Aim of the task:
Which of the lines below hold the word "Hyper"? Pull each of them out.

Given records:
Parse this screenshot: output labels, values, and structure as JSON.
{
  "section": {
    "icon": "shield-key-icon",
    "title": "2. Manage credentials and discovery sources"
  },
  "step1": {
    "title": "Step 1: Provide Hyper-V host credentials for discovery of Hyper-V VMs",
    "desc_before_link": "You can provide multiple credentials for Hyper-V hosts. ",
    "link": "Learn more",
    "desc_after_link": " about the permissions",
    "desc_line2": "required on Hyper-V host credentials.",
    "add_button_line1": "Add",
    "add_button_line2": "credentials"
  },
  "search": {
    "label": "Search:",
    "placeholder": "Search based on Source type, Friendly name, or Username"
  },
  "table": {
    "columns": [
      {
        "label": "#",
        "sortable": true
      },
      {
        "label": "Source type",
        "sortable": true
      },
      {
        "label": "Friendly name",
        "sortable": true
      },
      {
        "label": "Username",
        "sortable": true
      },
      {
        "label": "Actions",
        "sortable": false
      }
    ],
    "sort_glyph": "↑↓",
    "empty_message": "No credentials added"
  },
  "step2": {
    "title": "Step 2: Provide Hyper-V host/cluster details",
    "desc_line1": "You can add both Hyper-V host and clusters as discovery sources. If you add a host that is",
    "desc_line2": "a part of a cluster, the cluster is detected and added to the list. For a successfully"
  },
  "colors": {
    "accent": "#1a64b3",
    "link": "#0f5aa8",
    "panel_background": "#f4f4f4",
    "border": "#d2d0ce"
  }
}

Response area:
    "title": "Step 1: Provide Hyper-V host credentials for discovery of Hyper-V VMs",
    "desc_before_link": "You can provide multiple credentials for Hyper-V hosts. ",
    "desc_line2": "required on Hyper-V host credentials.",
    "title": "Step 2: Provide Hyper-V host/cluster details",
    "desc_line1": "You can add both Hyper-V host and clusters as discovery sources. If you add a host that is",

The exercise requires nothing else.